Diamond, A. (Feb. 19, 2013). Interventions shown to aid executive function development in children 4-12 years old. Invited talk. EdBag session - a PIER brown bag lunch series, Carnegie Mellon University, Pittsburgh, PA.
Diamond, A. (Oct. 2, 2014). What executive functions are, why theyre important, and ways to improve them in young children. Keynote Address, Symposium on 'Creativity, Flexibility, Self-Control, and Discipline: Building Executive Function Skills in Young Children: Practice & Policy ', Lipsitt-Duchin lecture series co-sponsored by Brown University and Rhode Island KIDS COUNT, Providence, RI. Continuing Education credit provided.
We want to study how a large spherical drop of water interacts with a porous surface. However, it is hard to create a large spherical droplet under earth gravity since it will deform under its own weight and not be spherical anymore. So having the opportunity to conduct our experiment in microgravity is the perfect solution for us. In order to perform our study we have constructed an experimental setup that consists of two main parts. This setup is inspired by an earlier experiment from Prof. Michel Louge and his team at Cornell University. Part one is an apparatus to create an appropriately sized droplet. This is done by filling a hydrophobically coated, split spherical cavity with water (using a tiny syringe). The two hemispheres are initially pressed together by springs. The hemispheres then can be separated by an electromagnet creating a force that counteracts the springs, and a free floating droplet is released. The second part concerns the porous medium, which will sit on a small platform attached to a linear actuator, which, upon division of the half spheres will move it towards the droplet. The whole process is recorded by a high-speed camera.
Adele Diamond is the Canada Research Chair Professor of Developmental Cognitive Neuroscience at the University of British Columbia in Vancouver. She is a member of the Royal Society of Canada and was recently recognized as one the 15 most influential neuroscientists alive today.

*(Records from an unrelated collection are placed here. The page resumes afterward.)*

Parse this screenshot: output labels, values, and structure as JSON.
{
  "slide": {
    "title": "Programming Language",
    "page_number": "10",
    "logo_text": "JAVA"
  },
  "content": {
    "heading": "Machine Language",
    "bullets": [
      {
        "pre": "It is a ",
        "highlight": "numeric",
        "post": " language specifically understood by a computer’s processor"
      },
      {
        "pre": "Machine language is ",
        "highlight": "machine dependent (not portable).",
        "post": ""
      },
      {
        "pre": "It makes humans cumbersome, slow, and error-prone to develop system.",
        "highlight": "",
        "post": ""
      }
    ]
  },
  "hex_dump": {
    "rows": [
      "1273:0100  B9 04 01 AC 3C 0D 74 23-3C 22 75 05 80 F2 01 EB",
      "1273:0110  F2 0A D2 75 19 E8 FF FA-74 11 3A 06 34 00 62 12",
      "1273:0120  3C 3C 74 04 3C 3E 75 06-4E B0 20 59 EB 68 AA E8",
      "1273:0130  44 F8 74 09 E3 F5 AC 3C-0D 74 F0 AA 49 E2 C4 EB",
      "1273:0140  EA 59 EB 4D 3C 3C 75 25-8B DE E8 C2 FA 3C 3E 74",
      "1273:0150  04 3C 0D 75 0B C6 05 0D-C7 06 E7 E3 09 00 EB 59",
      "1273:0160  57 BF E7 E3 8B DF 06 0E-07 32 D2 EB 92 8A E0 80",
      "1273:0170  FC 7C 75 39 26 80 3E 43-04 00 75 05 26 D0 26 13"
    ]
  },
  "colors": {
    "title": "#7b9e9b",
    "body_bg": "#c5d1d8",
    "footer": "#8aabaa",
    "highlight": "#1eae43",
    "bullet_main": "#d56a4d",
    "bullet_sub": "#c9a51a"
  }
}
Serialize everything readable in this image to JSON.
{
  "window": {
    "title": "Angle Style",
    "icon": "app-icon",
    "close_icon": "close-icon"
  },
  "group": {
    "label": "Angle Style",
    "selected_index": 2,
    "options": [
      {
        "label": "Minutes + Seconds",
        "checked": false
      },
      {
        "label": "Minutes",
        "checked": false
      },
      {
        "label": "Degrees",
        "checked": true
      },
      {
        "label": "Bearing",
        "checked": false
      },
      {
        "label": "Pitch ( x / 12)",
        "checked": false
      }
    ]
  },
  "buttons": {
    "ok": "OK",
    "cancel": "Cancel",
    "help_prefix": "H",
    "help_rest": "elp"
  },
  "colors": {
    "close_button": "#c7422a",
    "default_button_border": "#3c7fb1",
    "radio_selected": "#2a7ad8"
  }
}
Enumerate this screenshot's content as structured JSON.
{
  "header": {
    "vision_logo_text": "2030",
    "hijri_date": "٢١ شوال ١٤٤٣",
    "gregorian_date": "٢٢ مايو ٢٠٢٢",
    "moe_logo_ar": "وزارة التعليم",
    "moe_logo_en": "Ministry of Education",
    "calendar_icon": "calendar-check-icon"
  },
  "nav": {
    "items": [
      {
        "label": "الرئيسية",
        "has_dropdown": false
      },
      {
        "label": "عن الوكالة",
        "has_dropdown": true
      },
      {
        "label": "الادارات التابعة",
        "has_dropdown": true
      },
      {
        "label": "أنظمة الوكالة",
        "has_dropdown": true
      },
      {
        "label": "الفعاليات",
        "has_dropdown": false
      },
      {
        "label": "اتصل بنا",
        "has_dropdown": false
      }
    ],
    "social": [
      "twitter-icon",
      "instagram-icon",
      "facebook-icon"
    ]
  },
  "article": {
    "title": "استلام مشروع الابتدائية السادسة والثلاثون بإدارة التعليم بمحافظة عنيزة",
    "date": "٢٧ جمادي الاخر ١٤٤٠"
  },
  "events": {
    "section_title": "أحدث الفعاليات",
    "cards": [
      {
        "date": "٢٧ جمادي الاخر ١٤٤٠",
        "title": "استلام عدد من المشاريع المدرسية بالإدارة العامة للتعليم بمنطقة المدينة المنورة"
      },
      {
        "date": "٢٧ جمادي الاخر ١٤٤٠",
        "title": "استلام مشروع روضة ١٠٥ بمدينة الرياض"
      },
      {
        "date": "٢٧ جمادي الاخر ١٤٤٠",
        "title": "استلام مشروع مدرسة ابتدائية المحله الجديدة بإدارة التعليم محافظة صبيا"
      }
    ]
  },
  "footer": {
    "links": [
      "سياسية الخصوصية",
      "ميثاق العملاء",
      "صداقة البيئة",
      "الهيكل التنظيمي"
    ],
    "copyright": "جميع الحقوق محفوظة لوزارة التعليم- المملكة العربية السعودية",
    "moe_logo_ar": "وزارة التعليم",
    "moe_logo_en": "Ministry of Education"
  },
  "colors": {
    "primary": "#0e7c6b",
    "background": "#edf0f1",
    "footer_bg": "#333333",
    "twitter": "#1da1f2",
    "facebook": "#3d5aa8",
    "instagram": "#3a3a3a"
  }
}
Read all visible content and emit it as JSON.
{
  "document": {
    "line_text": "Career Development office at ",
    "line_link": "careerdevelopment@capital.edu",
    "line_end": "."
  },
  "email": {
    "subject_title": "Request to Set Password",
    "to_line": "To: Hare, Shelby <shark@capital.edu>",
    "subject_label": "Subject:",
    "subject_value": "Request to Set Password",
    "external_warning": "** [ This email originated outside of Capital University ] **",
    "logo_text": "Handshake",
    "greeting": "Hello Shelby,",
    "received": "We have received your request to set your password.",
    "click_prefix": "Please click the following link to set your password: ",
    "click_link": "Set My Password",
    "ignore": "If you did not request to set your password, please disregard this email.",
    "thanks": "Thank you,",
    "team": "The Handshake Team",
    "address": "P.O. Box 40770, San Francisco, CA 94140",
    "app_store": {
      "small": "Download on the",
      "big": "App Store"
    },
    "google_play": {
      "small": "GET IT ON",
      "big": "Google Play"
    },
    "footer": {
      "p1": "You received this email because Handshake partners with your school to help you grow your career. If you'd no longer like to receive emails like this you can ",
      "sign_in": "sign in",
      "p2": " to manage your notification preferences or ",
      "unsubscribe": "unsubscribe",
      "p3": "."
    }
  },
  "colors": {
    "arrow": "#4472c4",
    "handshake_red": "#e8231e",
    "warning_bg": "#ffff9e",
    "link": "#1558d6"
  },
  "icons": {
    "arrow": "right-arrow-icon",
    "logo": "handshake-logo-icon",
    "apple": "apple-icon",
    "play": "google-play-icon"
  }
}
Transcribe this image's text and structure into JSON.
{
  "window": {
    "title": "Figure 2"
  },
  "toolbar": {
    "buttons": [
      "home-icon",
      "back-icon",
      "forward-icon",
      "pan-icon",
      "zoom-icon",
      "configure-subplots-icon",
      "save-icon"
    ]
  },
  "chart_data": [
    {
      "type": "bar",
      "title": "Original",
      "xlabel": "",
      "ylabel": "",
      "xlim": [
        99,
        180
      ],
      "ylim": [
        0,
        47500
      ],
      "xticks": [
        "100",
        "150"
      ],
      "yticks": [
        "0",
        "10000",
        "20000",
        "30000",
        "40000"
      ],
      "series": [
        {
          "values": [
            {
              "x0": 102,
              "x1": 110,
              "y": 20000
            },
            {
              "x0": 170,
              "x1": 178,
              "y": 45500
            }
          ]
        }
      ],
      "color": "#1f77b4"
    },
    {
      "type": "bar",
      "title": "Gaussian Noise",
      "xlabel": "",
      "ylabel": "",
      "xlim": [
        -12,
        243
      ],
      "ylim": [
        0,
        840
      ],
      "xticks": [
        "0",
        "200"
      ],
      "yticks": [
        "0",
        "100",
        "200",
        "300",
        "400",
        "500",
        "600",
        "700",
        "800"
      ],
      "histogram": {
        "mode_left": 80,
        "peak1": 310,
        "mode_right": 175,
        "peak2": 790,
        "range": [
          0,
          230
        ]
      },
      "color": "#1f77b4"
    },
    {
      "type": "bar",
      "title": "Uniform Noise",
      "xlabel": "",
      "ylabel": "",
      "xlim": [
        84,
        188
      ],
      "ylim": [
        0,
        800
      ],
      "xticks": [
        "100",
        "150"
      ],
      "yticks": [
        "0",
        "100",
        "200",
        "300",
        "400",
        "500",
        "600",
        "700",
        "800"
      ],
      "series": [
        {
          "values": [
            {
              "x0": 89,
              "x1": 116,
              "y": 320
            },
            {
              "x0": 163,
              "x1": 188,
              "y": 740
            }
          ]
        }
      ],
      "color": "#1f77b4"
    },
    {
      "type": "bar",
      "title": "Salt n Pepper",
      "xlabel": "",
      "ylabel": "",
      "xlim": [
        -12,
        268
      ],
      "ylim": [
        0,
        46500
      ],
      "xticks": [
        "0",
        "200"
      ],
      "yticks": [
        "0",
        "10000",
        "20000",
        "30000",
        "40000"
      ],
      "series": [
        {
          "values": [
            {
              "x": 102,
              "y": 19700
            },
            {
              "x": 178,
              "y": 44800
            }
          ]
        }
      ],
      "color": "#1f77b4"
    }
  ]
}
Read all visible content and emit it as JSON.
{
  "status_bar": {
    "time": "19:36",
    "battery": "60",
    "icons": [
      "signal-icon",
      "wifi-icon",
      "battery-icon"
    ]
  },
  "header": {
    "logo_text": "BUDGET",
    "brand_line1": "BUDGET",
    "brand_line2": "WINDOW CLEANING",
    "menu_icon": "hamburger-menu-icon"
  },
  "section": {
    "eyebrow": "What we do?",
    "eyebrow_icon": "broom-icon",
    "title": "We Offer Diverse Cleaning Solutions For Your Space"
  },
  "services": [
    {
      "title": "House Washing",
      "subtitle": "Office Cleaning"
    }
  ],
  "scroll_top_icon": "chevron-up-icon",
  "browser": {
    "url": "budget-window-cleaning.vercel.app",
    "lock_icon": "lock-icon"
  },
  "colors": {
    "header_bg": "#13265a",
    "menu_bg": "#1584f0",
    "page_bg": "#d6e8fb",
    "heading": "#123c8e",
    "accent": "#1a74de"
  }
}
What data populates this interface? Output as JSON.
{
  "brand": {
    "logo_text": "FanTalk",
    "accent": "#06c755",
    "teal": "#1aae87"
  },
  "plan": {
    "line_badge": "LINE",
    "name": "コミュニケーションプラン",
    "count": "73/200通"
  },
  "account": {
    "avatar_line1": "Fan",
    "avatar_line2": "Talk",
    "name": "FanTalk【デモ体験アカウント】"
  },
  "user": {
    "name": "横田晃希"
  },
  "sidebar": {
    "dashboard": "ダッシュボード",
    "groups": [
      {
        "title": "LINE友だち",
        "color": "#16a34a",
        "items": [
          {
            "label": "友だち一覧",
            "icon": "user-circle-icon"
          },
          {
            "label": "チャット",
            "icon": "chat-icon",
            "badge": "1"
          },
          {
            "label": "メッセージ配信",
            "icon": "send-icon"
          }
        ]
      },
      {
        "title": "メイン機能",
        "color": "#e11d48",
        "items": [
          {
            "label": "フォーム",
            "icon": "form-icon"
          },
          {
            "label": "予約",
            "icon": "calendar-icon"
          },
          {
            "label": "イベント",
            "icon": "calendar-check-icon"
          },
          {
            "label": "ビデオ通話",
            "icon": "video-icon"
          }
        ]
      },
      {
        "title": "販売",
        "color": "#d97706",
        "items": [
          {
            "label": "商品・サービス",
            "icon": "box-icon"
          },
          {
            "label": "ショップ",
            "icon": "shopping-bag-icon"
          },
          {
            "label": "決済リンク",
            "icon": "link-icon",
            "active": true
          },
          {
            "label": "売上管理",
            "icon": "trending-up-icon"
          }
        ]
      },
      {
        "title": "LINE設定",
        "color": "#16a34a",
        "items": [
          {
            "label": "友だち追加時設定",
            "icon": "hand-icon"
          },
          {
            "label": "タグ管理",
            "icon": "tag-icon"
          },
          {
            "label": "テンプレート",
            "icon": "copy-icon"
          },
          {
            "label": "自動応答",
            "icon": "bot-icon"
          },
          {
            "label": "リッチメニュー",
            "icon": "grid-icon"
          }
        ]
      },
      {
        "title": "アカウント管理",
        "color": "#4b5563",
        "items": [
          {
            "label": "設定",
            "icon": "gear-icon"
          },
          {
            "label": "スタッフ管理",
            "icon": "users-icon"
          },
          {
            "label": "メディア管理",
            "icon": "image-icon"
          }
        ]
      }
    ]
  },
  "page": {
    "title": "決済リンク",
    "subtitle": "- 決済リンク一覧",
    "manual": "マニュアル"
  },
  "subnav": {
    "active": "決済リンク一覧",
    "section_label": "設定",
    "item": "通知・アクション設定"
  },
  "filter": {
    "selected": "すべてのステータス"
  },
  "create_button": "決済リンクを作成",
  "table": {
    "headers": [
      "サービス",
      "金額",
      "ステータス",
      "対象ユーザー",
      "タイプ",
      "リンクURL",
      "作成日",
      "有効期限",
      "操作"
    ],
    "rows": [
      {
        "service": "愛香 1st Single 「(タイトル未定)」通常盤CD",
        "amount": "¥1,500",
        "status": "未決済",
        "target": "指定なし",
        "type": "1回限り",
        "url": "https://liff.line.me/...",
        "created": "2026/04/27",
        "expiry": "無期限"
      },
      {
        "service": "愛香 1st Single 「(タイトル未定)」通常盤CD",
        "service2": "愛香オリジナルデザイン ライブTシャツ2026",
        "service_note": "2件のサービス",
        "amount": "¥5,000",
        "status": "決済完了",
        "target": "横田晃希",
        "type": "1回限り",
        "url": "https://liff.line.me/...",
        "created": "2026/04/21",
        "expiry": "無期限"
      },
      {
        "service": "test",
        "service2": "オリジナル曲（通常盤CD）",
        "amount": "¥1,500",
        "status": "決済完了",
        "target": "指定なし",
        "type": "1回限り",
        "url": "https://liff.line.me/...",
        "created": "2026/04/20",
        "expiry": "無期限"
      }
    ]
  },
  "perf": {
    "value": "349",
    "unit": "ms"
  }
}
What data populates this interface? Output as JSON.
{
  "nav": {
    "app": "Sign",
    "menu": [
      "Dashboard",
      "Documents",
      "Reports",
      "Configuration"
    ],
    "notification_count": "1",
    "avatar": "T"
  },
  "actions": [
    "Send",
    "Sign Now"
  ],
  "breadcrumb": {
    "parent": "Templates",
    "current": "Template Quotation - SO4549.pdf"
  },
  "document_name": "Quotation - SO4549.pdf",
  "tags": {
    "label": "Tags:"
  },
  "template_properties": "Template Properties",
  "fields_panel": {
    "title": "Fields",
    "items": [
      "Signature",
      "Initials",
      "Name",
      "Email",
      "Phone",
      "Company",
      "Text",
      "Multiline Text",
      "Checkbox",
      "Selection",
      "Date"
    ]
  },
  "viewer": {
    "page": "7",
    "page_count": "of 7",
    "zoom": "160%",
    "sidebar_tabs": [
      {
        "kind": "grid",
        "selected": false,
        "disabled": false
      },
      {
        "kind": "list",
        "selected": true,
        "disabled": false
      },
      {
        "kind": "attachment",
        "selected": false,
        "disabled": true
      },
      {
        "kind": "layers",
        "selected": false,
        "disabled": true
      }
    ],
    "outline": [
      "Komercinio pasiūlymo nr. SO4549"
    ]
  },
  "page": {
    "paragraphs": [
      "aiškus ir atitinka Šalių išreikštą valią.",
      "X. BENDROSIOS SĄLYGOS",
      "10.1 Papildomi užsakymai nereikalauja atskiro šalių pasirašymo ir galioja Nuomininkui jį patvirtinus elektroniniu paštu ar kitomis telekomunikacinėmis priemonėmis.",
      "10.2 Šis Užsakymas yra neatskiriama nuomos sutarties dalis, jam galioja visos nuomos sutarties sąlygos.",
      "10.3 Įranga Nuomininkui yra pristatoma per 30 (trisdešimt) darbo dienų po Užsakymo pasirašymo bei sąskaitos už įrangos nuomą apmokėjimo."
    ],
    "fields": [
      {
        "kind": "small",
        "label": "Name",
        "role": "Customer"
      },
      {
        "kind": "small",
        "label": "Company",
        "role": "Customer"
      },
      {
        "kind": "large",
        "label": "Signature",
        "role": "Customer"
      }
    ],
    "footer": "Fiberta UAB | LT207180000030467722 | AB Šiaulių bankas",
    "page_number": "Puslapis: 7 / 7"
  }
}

Diamond, A. (1992). Recognition memory assessed by looking versus reaching: Infants' performance on the visual paired comparison and delayed non-matching to sample tasks. Technical Report IRCS-92-11, University of Pennsylvania, Institute for Research in Cognitive Science.
Diamond, A. (Oct. 6, 2009). Strategies and programs to improve cognitive control and academic achievement in young children: What's joy got to do with it? Invited talk. Positive Psychology Centre, University of Pennsylvania, Philadelphia, PA.